What is being asked
Each record below should be output verbatim, without pictures.
Data shown Block Start
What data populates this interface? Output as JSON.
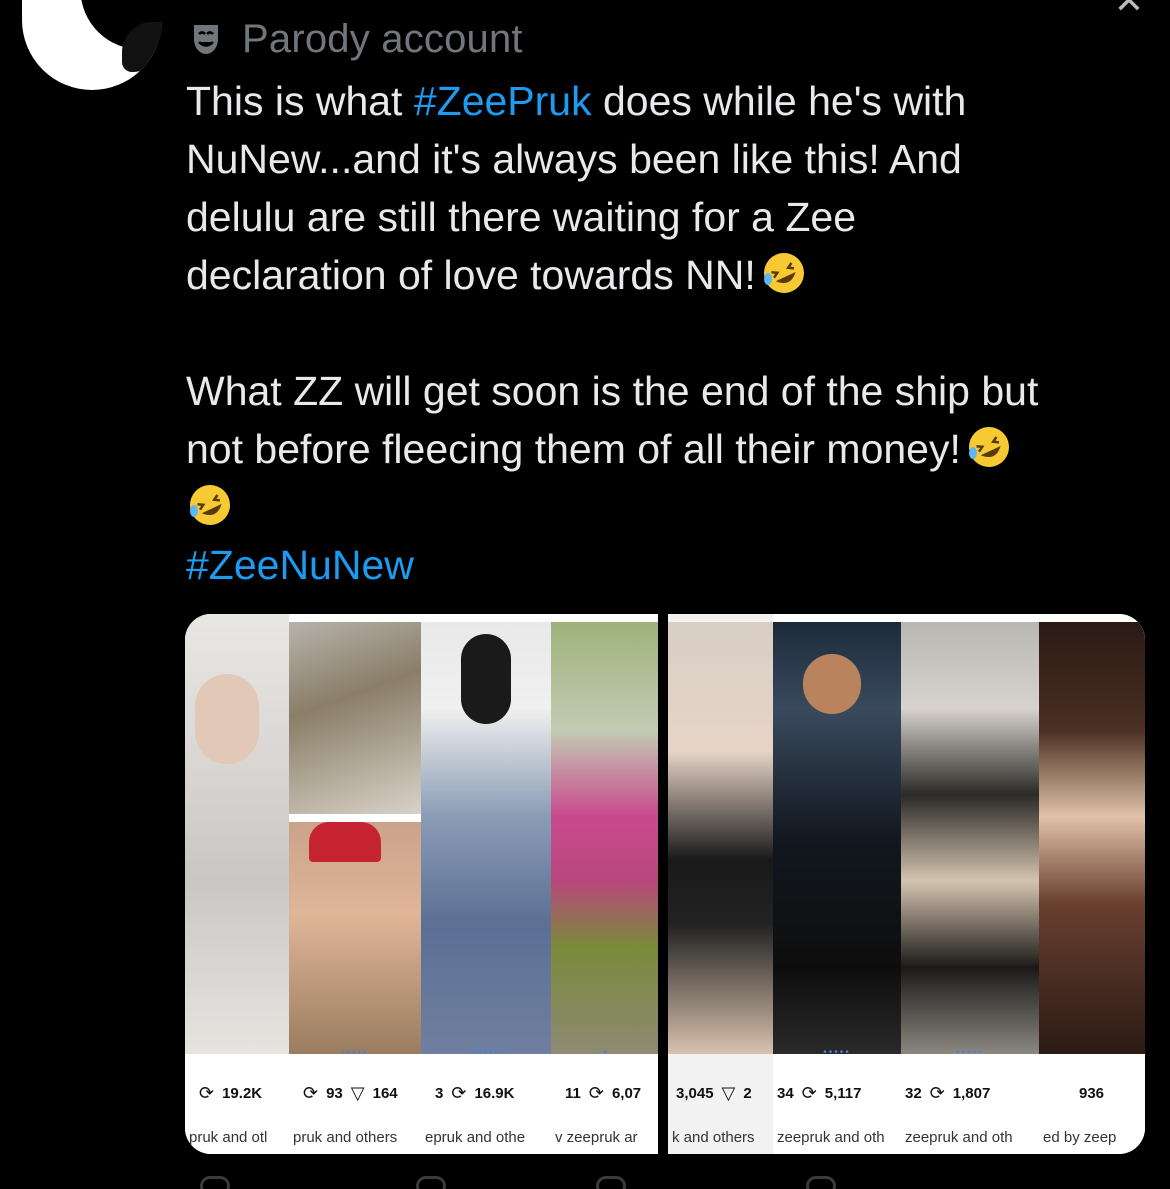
{
  "header": {
    "parody_label": "Parody account"
  },
  "tweet": {
    "line1_pre": "This is what ",
    "line1_tag": "#ZeePruk",
    "line1_post": " does while he's with",
    "line2": "NuNew...and it's always been like this! And",
    "line3": "delulu are still there waiting for a Zee",
    "line4": "declaration of love towards NN!",
    "line5": "What ZZ will get soon is the end of the ship but",
    "line6": "not before fleecing them of all their money!",
    "hashtag2": "#ZeeNuNew"
  },
  "media": {
    "cards": [
      {
        "stat1": "19.2K",
        "stat2": "",
        "by": "pruk and otl"
      },
      {
        "stat1": "93",
        "stat2": "164",
        "by": "pruk and others"
      },
      {
        "stat0": "3",
        "stat1": "16.9K",
        "stat2": "",
        "by": "epruk and othe"
      },
      {
        "stat0": "11",
        "stat1": "6,07",
        "stat2": "",
        "by": "v zeepruk ar"
      },
      {
        "stat1": "3,045",
        "stat2": "2",
        "by": "k and others"
      },
      {
        "stat0": "34",
        "stat1": "5,117",
        "stat2": "",
        "by": "zeepruk and oth"
      },
      {
        "stat0": "32",
        "stat1": "1,807",
        "stat2": "",
        "by": "zeepruk and oth"
      },
      {
        "stat1": "936",
        "stat2": "",
        "by": "ed by zeep"
      }
    ]
  },
  "colors": {
    "background": "#000000",
    "text": "#e7e9ea",
    "muted": "#71767b",
    "link": "#1d9bf0"
  }
}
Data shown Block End
Written solution
What data populates this interface? Output as JSON.
{
  "header": {
    "parody_label": "Parody account"
  },
  "tweet": {
    "line1_pre": "This is what ",
    "line1_tag": "#ZeePruk",
    "line1_post": " does while he's with",
    "line2": "NuNew...and it's always been like this! And",
    "line3": "delulu are still there waiting for a Zee",
    "line4": "declaration of love towards NN!",
    "line5": "What ZZ will get soon is the end of the ship but",
    "line6": "not before fleecing them of all their money!",
    "hashtag2": "#ZeeNuNew"
  },
  "media": {
    "cards": [
      {
        "stat1": "19.2K",
        "stat2": "",
        "by": "pruk and otl"
      },
      {
        "stat1": "93",
        "stat2": "164",
        "by": "pruk and others"
      },
      {
        "stat0": "3",
        "stat1": "16.9K",
        "stat2": "",
        "by": "epruk and othe"
      },
      {
        "stat0": "11",
        "stat1": "6,07",
        "stat2": "",
        "by": "v zeepruk ar"
      },
      {
        "stat1": "3,045",
        "stat2": "2",
        "by": "k and others"
      },
      {
        "stat0": "34",
        "stat1": "5,117",
        "stat2": "",
        "by": "zeepruk and oth"
      },
      {
        "stat0": "32",
        "stat1": "1,807",
        "stat2": "",
        "by": "zeepruk and oth"
      },
      {
        "stat1": "936",
        "stat2": "",
        "by": "ed by zeep"
      }
    ]
  },
  "colors": {
    "background": "#000000",
    "text": "#e7e9ea",
    "muted": "#71767b",
    "link": "#1d9bf0"
  }
}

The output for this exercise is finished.